‘Exciting’ is a term many Eastern New Mexico University faculty used when talking about the upcoming 35th annual Jack Williamson Lectureship and the fourth annual High Plains Film Festival, which will be taking place March 31 through April 2.
This year marks the first time the two events have been combined and the original inspiration for this dynamic duo came from Assistant Professor of Theater and Film Laurel Petty.
“It’s going to benefit the students particularly,” Petty said. “The science fiction-fantasy genre is really growing and they’re seeing a lot of the films and reading a lot of the graphic novels right now. It’s a really popular genre with film students.”
Petty said she has attended the lectureship for the last two years and she felt from the beginning it would make a good addition to the film festival due to the popularity of the science fiction genre.
“I definitely thought it was an interesting arena to explore for the film program,” Petty said. “They (film students) are really excited about meeting and having a workshop with the two guest writers (Michael Cassutt and Melinda Snodgrass) because they are authors in the science fiction genre.”
Executive Director of the Planning and Analysis Department Patrice Caldwell is the chair of the lectureship committee and she and Petty joined forces to plan the combining of the two events.
Caldwell said the lectureship not only honors Williamson and his work but also the humanities and science and the connection between the two.
“He saw that linkage as a very important part of science fiction and the lectureship has explored that over the years,” Caldwell said. “I think most people don’t know how well he’s known in the science fiction world and how critical his work and personality have been to science fiction writing.”
Caldwell said she thinks students are most impressed by the fact that Williamson published his first science fiction story as a freshman at West Texas State College in 1928, before becoming a student at ENMU.
“The most important thing about this lectureship is being able to recognize someone who has been so successful and grew up at this university,” Caldwell said. “He is a local boy.”
Betty Williamson, niece to the late Jack Williamson, said she is honored to attend the event each year and knew her uncle to feel the same. She said he attended every year until his death in 2006.

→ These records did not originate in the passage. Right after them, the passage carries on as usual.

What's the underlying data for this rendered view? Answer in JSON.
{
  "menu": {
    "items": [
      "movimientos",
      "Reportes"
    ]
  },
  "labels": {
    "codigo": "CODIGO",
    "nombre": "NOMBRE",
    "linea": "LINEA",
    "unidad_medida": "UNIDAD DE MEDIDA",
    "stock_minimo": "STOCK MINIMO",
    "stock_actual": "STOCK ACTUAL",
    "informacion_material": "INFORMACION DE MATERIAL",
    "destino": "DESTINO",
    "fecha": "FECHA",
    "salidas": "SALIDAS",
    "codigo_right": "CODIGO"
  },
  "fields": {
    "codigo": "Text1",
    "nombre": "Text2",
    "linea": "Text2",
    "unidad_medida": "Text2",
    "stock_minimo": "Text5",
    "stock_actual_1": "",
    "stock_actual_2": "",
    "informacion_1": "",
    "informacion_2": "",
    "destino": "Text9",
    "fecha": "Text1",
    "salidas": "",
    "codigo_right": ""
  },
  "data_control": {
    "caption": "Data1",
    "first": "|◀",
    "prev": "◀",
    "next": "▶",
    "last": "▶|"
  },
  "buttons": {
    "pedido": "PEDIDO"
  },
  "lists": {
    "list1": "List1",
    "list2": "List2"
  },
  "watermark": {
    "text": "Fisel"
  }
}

“He thought it was an immense compliment beyond what he deserved,” Williamson said. “He thought it was a great way to bring friends together and to bring writers together from around the nation.”
She said her family thinks of the lectureship as a family reunion each year, because they are able to spend quality time with the science fiction community here uncle knew and loved so much.
“Jack was really well known for being really encouraging with writers who were first starting out,” Williamson said. “That’s a really important legacy to me for us to continue is supporting young people in their writing and putting it out there.”
Caldwell said part of the lectureship includes a teenager writing workshop with the two guest speakers to encourage and advise young writers in their work.
“Our culture is so permeated by science fiction themes. Technology, science, it’s all around us,” Caldwell said. “If we don’t look to the future, how are we going to understand it and shape it and shape the people we are becoming?”